Data records for software interfaces
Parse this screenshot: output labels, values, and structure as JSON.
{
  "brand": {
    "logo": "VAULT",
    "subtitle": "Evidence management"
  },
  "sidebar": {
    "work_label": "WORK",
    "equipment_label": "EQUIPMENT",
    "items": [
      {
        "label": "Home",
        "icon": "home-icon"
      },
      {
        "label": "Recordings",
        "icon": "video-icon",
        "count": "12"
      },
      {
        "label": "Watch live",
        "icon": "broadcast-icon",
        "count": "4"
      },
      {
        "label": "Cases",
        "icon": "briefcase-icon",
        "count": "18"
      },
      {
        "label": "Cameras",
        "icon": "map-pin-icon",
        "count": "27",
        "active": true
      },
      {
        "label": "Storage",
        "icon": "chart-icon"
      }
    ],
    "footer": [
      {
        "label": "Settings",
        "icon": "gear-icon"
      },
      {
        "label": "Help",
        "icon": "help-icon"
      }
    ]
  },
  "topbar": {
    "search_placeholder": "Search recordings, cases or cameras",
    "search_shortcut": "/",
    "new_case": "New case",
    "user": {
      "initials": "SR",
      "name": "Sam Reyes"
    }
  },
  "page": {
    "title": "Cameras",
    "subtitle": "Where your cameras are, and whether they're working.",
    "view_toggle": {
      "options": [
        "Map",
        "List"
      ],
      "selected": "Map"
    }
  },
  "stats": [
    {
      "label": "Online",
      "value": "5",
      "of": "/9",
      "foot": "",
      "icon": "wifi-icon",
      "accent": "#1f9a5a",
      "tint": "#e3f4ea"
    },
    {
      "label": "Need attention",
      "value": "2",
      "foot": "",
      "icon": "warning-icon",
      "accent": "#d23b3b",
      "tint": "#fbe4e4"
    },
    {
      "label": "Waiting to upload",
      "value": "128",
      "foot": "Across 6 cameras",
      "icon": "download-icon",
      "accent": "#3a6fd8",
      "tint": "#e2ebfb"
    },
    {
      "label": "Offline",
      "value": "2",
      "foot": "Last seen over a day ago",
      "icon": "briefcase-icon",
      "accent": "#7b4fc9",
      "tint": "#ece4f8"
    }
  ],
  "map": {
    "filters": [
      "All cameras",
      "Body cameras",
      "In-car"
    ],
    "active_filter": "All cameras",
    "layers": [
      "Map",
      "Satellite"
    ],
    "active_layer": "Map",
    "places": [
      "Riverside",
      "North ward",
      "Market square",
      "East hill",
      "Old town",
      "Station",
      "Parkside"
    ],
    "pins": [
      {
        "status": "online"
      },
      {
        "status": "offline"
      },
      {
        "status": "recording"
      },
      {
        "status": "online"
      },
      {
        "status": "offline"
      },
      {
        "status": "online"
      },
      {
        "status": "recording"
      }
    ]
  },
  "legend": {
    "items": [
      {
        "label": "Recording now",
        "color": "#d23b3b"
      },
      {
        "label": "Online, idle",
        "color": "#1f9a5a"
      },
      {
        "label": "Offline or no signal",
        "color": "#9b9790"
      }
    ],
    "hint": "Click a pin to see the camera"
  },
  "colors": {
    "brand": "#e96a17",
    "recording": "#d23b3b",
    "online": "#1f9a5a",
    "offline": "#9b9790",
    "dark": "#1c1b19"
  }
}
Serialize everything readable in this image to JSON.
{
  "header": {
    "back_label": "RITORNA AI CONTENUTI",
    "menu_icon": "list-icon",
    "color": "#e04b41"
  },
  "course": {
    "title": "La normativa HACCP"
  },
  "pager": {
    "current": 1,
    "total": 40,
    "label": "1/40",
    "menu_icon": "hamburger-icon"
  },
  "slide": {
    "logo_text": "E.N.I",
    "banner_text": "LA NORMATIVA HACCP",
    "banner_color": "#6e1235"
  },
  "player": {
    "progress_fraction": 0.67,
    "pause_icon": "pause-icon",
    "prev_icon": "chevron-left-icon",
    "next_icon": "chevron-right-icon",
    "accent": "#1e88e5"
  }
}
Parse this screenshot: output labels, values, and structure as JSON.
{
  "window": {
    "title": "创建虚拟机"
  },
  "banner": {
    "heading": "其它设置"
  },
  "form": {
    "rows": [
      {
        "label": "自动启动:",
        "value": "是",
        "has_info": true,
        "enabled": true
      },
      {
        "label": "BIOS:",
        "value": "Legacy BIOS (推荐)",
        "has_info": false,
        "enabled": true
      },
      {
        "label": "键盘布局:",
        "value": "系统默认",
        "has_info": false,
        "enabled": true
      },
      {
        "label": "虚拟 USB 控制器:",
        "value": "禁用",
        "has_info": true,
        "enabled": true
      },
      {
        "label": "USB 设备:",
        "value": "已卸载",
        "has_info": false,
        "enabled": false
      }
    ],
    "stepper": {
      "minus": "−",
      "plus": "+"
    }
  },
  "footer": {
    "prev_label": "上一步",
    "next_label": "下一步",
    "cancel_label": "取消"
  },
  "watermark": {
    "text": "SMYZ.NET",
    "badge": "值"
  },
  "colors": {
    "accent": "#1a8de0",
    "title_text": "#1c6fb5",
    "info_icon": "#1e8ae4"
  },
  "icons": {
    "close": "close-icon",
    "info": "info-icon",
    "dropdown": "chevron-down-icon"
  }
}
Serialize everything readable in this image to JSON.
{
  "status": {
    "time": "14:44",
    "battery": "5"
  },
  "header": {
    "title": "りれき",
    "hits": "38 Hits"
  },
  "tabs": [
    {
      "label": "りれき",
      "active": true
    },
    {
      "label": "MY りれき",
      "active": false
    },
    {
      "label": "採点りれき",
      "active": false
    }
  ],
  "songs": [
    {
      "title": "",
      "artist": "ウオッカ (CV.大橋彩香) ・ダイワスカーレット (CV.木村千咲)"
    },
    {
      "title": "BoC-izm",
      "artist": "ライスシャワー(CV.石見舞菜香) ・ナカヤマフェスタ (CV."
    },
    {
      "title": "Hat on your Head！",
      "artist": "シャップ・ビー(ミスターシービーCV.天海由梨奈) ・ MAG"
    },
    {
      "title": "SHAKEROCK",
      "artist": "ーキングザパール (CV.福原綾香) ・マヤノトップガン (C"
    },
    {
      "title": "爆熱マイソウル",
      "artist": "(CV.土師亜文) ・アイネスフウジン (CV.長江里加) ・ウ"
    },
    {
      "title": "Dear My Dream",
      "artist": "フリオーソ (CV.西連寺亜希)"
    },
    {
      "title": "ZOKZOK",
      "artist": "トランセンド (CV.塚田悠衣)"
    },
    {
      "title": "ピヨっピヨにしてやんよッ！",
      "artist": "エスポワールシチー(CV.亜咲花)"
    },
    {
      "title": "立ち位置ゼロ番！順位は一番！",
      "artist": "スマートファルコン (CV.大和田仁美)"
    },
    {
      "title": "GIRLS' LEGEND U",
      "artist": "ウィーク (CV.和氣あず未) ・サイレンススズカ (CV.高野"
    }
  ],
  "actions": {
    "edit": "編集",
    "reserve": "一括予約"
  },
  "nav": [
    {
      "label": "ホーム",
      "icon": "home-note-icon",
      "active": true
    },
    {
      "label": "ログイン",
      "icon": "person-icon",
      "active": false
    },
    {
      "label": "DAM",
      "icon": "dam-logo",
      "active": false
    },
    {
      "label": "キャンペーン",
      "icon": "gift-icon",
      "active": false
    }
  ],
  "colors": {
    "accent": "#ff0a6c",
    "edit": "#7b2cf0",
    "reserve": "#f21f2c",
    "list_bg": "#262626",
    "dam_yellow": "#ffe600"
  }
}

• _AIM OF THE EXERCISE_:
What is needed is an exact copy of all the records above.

• _PROBLEM SOLUTION_:
Parse this screenshot: output labels, values, and structure as JSON.
{
  "brand": {
    "logo": "VAULT",
    "subtitle": "Evidence management"
  },
  "sidebar": {
    "work_label": "WORK",
    "equipment_label": "EQUIPMENT",
    "items": [
      {
        "label": "Home",
        "icon": "home-icon"
      },
      {
        "label": "Recordings",
        "icon": "video-icon",
        "count": "12"
      },
      {
        "label": "Watch live",
        "icon": "broadcast-icon",
        "count": "4"
      },
      {
        "label": "Cases",
        "icon": "briefcase-icon",
        "count": "18"
      },
      {
        "label": "Cameras",
        "icon": "map-pin-icon",
        "count": "27",
        "active": true
      },
      {
        "label": "Storage",
        "icon": "chart-icon"
      }
    ],
    "footer": [
      {
        "label": "Settings",
        "icon": "gear-icon"
      },
      {
        "label": "Help",
        "icon": "help-icon"
      }
    ]
  },
  "topbar": {
    "search_placeholder": "Search recordings, cases or cameras",
    "search_shortcut": "/",
    "new_case": "New case",
    "user": {
      "initials": "SR",
      "name": "Sam Reyes"
    }
  },
  "page": {
    "title": "Cameras",
    "subtitle": "Where your cameras are, and whether they're working.",
    "view_toggle": {
      "options": [
        "Map",
        "List"
      ],
      "selected": "Map"
    }
  },
  "stats": [
    {
      "label": "Online",
      "value": "5",
      "of": "/9",
      "foot": "",
      "icon": "wifi-icon",
      "accent": "#1f9a5a",
      "tint": "#e3f4ea"
    },
    {
      "label": "Need attention",
      "value": "2",
      "foot": "",
      "icon": "warning-icon",
      "accent": "#d23b3b",
      "tint": "#fbe4e4"
    },
    {
      "label": "Waiting to upload",
      "value": "128",
      "foot": "Across 6 cameras",
      "icon": "download-icon",
      "accent": "#3a6fd8",
      "tint": "#e2ebfb"
    },
    {
      "label": "Offline",
      "value": "2",
      "foot": "Last seen over a day ago",
      "icon": "briefcase-icon",
      "accent": "#7b4fc9",
      "tint": "#ece4f8"
    }
  ],
  "map": {
    "filters": [
      "All cameras",
      "Body cameras",
      "In-car"
    ],
    "active_filter": "All cameras",
    "layers": [
      "Map",
      "Satellite"
    ],
    "active_layer": "Map",
    "places": [
      "Riverside",
      "North ward",
      "Market square",
      "East hill",
      "Old town",
      "Station",
      "Parkside"
    ],
    "pins": [
      {
        "status": "online"
      },
      {
        "status": "offline"
      },
      {
        "status": "recording"
      },
      {
        "status": "online"
      },
      {
        "status": "offline"
      },
      {
        "status": "online"
      },
      {
        "status": "recording"
      }
    ]
  },
  "legend": {
    "items": [
      {
        "label": "Recording now",
        "color": "#d23b3b"
      },
      {
        "label": "Online, idle",
        "color": "#1f9a5a"
      },
      {
        "label": "Offline or no signal",
        "color": "#9b9790"
      }
    ],
    "hint": "Click a pin to see the camera"
  },
  "colors": {
    "brand": "#e96a17",
    "recording": "#d23b3b",
    "online": "#1f9a5a",
    "offline": "#9b9790",
    "dark": "#1c1b19"
  }
}
Serialize everything readable in this image to JSON.
{
  "header": {
    "back_label": "RITORNA AI CONTENUTI",
    "menu_icon": "list-icon",
    "color": "#e04b41"
  },
  "course": {
    "title": "La normativa HACCP"
  },
  "pager": {
    "current": 1,
    "total": 40,
    "label": "1/40",
    "menu_icon": "hamburger-icon"
  },
  "slide": {
    "logo_text": "E.N.I",
    "banner_text": "LA NORMATIVA HACCP",
    "banner_color": "#6e1235"
  },
  "player": {
    "progress_fraction": 0.67,
    "pause_icon": "pause-icon",
    "prev_icon": "chevron-left-icon",
    "next_icon": "chevron-right-icon",
    "accent": "#1e88e5"
  }
}
Parse this screenshot: output labels, values, and structure as JSON.
{
  "window": {
    "title": "创建虚拟机"
  },
  "banner": {
    "heading": "其它设置"
  },
  "form": {
    "rows": [
      {
        "label": "自动启动:",
        "value": "是",
        "has_info": true,
        "enabled": true
      },
      {
        "label": "BIOS:",
        "value": "Legacy BIOS (推荐)",
        "has_info": false,
        "enabled": true
      },
      {
        "label": "键盘布局:",
        "value": "系统默认",
        "has_info": false,
        "enabled": true
      },
      {
        "label": "虚拟 USB 控制器:",
        "value": "禁用",
        "has_info": true,
        "enabled": true
      },
      {
        "label": "USB 设备:",
        "value": "已卸载",
        "has_info": false,
        "enabled": false
      }
    ],
    "stepper": {
      "minus": "−",
      "plus": "+"
    }
  },
  "footer": {
    "prev_label": "上一步",
    "next_label": "下一步",
    "cancel_label": "取消"
  },
  "watermark": {
    "text": "SMYZ.NET",
    "badge": "值"
  },
  "colors": {
    "accent": "#1a8de0",
    "title_text": "#1c6fb5",
    "info_icon": "#1e8ae4"
  },
  "icons": {
    "close": "close-icon",
    "info": "info-icon",
    "dropdown": "chevron-down-icon"
  }
}
Serialize everything readable in this image to JSON.
{
  "status": {
    "time": "14:44",
    "battery": "5"
  },
  "header": {
    "title": "りれき",
    "hits": "38 Hits"
  },
  "tabs": [
    {
      "label": "りれき",
      "active": true
    },
    {
      "label": "MY りれき",
      "active": false
    },
    {
      "label": "採点りれき",
      "active": false
    }
  ],
  "songs": [
    {
      "title": "",
      "artist": "ウオッカ (CV.大橋彩香) ・ダイワスカーレット (CV.木村千咲)"
    },
    {
      "title": "BoC-izm",
      "artist": "ライスシャワー(CV.石見舞菜香) ・ナカヤマフェスタ (CV."
    },
    {
      "title": "Hat on your Head！",
      "artist": "シャップ・ビー(ミスターシービーCV.天海由梨奈) ・ MAG"
    },
    {
      "title": "SHAKEROCK",
      "artist": "ーキングザパール (CV.福原綾香) ・マヤノトップガン (C"
    },
    {
      "title": "爆熱マイソウル",
      "artist": "(CV.土師亜文) ・アイネスフウジン (CV.長江里加) ・ウ"
    },
    {
      "title": "Dear My Dream",
      "artist": "フリオーソ (CV.西連寺亜希)"
    },
    {
      "title": "ZOKZOK",
      "artist": "トランセンド (CV.塚田悠衣)"
    },
    {
      "title": "ピヨっピヨにしてやんよッ！",
      "artist": "エスポワールシチー(CV.亜咲花)"
    },
    {
      "title": "立ち位置ゼロ番！順位は一番！",
      "artist": "スマートファルコン (CV.大和田仁美)"
    },
    {
      "title": "GIRLS' LEGEND U",
      "artist": "ウィーク (CV.和氣あず未) ・サイレンススズカ (CV.高野"
    }
  ],
  "actions": {
    "edit": "編集",
    "reserve": "一括予約"
  },
  "nav": [
    {
      "label": "ホーム",
      "icon": "home-note-icon",
      "active": true
    },
    {
      "label": "ログイン",
      "icon": "person-icon",
      "active": false
    },
    {
      "label": "DAM",
      "icon": "dam-logo",
      "active": false
    },
    {
      "label": "キャンペーン",
      "icon": "gift-icon",
      "active": false
    }
  ],
  "colors": {
    "accent": "#ff0a6c",
    "edit": "#7b2cf0",
    "reserve": "#f21f2c",
    "list_bg": "#262626",
    "dam_yellow": "#ffe600"
  }
}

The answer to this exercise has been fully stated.